It looks like Sekonic is making good on their promise from July, they’ve now announced that the Godox module for the Sekonic L-858D light meters is coming. They’ve also announced a new L-858D module for Broncolor lights, too. Calm down, though, you can’t get them just quite yet. They’re not being released until November. But at least now we have a solid release date.
Last year, Sekonic put out a questionnaire on their Twitter feed asking if anybody was interested in them looking into the possibility of creating a Godox module for their light meters. It was suggested at the time that the two possible options for a Godox module would be their flagship L-858D and L-478D light meters. It’s been pretty much radio silence ever since, though. Until now.
After a user commented on one of Sekonic’s posts on their Facebook page that they were having issues getting their Sekonic L-858D-U light meter to talk with their Godox AD600, Sekonic responded with some positive news. Yes, that’s right, that Godox module is finally being released, and it’s coming this year.
Native Godox support with Sekonic light meters is something I’ve seen many Godox, Pixapro and Flashpoint users asking about for a long time. It seems that Sekonic has been listening, though, and are finally looking into the possibility of doing it. And I think this idea will make a lot of people very happy.
Sekonic has emailed out a questionnaire, which has since been posted several times by recipients to Facebook, in order to get some feedback from users of Godox lights, and its various rebrands around the world, suggesting two possible options for the Sekonic L858D and L-478D light meters.
The Sekonic L-308S meter is by far their most popular light meter.
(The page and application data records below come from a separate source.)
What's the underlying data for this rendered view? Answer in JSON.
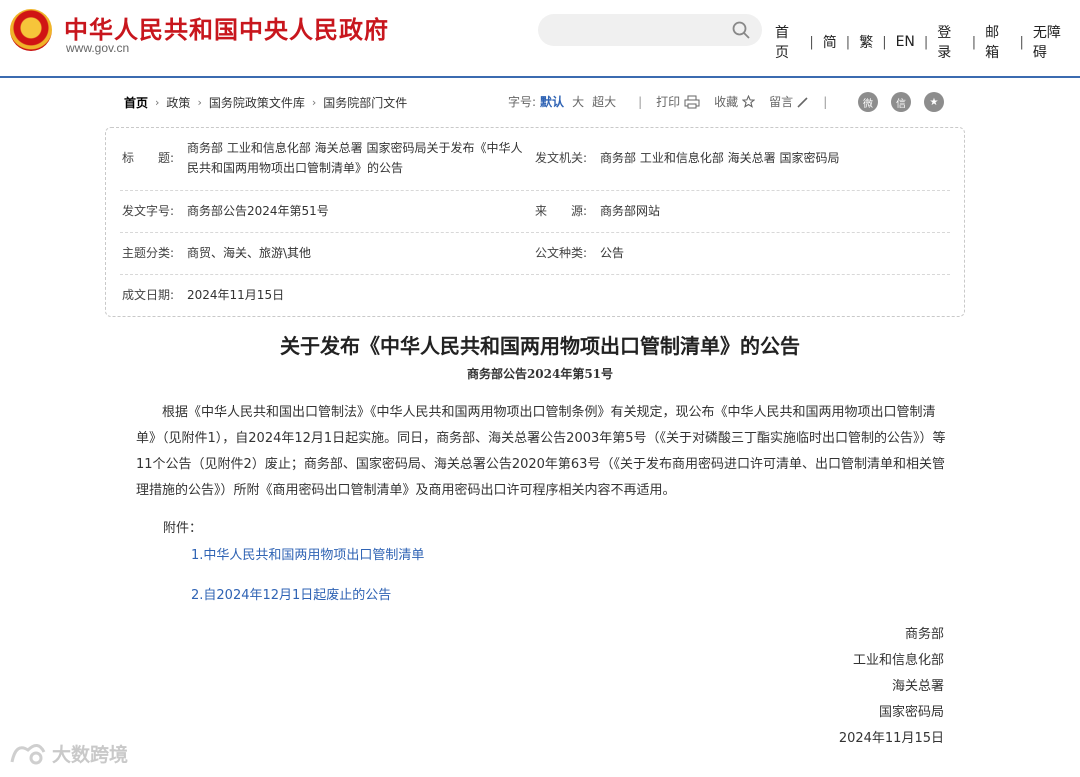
{
  "header": {
    "site_title": "中华人民共和国中央人民政府",
    "site_url": "www.gov.cn",
    "search_placeholder": "",
    "nav": [
      "首页",
      "简",
      "繁",
      "EN",
      "登录",
      "邮箱",
      "无障碍"
    ]
  },
  "breadcrumb": [
    "首页",
    "政策",
    "国务院政策文件库",
    "国务院部门文件"
  ],
  "tools": {
    "font_label": "字号:",
    "font_sizes": [
      "默认",
      "大",
      "超大"
    ],
    "print": "打印",
    "favorite": "收藏",
    "comment": "留言",
    "share_icons": [
      "weibo-icon",
      "wechat-icon",
      "qzone-icon"
    ]
  },
  "info": {
    "title_key": "标　　题:",
    "title_val_1": "商务部 工业和信息化部 海关总署 国家密码局关于发布《中华人",
    "title_val_2": "民共和国两用物项出口管制清单》的公告",
    "issuer_key": "发文机关:",
    "issuer_val": "商务部 工业和信息化部 海关总署 国家密码局",
    "docno_key": "发文字号:",
    "docno_val": "商务部公告2024年第51号",
    "source_key": "来　　源:",
    "source_val": "商务部网站",
    "topic_key": "主题分类:",
    "topic_val": "商贸、海关、旅游\\其他",
    "type_key": "公文种类:",
    "type_val": "公告",
    "date_key": "成文日期:",
    "date_val": "2024年11月15日"
  },
  "article": {
    "title": "关于发布《中华人民共和国两用物项出口管制清单》的公告",
    "doc_no": "商务部公告2024年第51号",
    "body": "根据《中华人民共和国出口管制法》《中华人民共和国两用物项出口管制条例》有关规定，现公布《中华人民共和国两用物项出口管制清单》（见附件1），自2024年12月1日起实施。同日，商务部、海关总署公告2003年第5号（《关于对磷酸三丁酯实施临时出口管制的公告》）等11个公告（见附件2）废止；商务部、国家密码局、海关总署公告2020年第63号（《关于发布商用密码进口许可清单、出口管制清单和相关管理措施的公告》）所附《商用密码出口管制清单》及商用密码出口许可程序相关内容不再适用。",
    "attachments_label": "附件：",
    "attachments": [
      "1.中华人民共和国两用物项出口管制清单",
      "2.自2024年12月1日起废止的公告"
    ],
    "signatories": [
      "商务部",
      "工业和信息化部",
      "海关总署",
      "国家密码局",
      "2024年11月15日"
    ]
  },
  "watermark": "大数跨境",
  "colors": {
    "brand_red": "#c8161d",
    "link_blue": "#2f63b4",
    "header_line": "#3b6bb0"
  }
}
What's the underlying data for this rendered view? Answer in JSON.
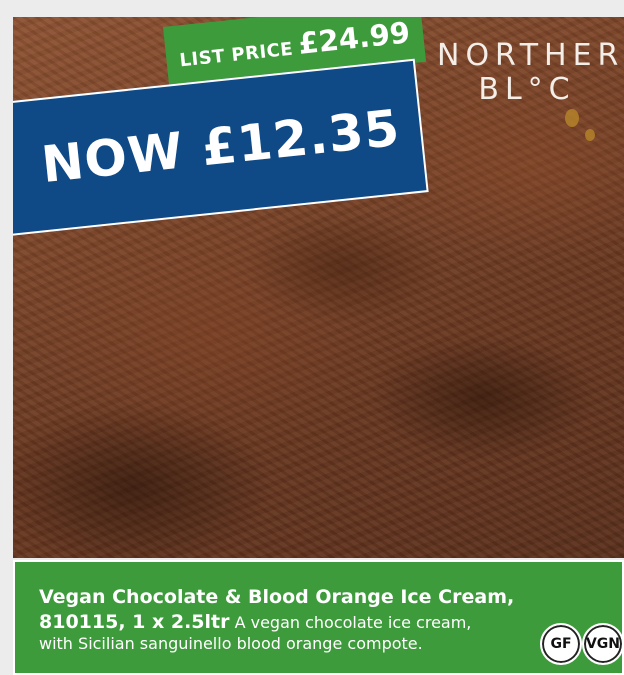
{
  "promo": {
    "list_price_label": "LIST PRICE",
    "list_price_value": "£24.99",
    "now_price": "NOW £12.35"
  },
  "brand": {
    "line1": "NORTHERN",
    "line2": "BL°C"
  },
  "product": {
    "name": "Vegan Chocolate & Blood Orange Ice Cream,",
    "code_size": "810115, 1 x 2.5ltr",
    "description": "A vegan chocolate ice cream, with Sicilian sanguinello blood orange compote."
  },
  "badges": [
    "GF",
    "VGN"
  ],
  "colors": {
    "green": "#3e9b3c",
    "blue": "#0f4a86",
    "chocolate": "#7a4327"
  }
}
Fairly basic but very accurate and affordable, it’s the model that often introduces photographers to light meters. Perhaps they may eventually step up to something fancy like the L-478 or L-858, but the L-308 is usually where they started and the one they recommend to new photographers looking to get their first meter.
Now, in the form of the Sekonic L-308X-U, Sekonic have combined the best features of the L-308S for photographers and the L-308DC for filmmakers. The L-308X-U is a single unit designed for the next generation of both photographers and filmmakers. It also includes a couple of new, often requested features, too. Like a backlit LCD and ISO850 setting for modern cinema cameras.
Accessories are the unsung heroes of photography. They’re the items we own, that aid in our photography, but of which we rarely speak. They help get us out of a bind, or become invaluable to our workflow.
Here are some of our favourite accessories that we use on pretty much every shoot.
Ever since high speed sync was introduced to speedlights, I’ve seen questions about metering it. Up until now, it’s pretty much been impossible to judge with a handheld meter. You basically have to just go off your histogram. Now, that’s all changed. Originally announced at Photokina in September, Sekonic’s L-858D light meter is now getting into peoples hands.
Being able to meter high speed sync should start to put an end to the debates over just how much power is lost once you go past your sync speed. It should also make repeatability and consistency much easier. When you’re on location and fighting the sun, you’re often changing shutter speed regularly. While this doesn’t have any effect on flash below sync speed, it does when you get into HSS territory.
Have you ever had to balance LED lights? If you have, you know it is a nightmare. For once not all 6500K are created equal and even if all the LEDs on your setup are set to 6500K, they light output is slightly different. The other thing is that regardless of the color temperature, LED lights (and other pulsing lights, such as fluorescents) do not show a consistent light pattern.
This inconsistent light pattern means that a graph showing the color signature of an LED light may have spikes on certain colors. (have you ever heard on the horrible green spike?). Here is the thing though, (in general) the color meters that we currently have are not built to measure those color spikes, they assume that the signature is linear and sample the light color at wide intervals. Those wide intervals may cause the light meter to miss a spike (or a valley).
This is where the Sekonic C700 comes into play. We had a chat with Sekonic International sales director, Lorenzo Gasperini and he explained to us how the C700 is coping with those issues. There are some good news. Apparently, Sekonic rushed production and only had 2 of the C700 units produced, and even those were not guaranteed to be the final models. And there is nothing more exciting than putting your hands on a one of a kind unit :). And yes, the screen was stellar :)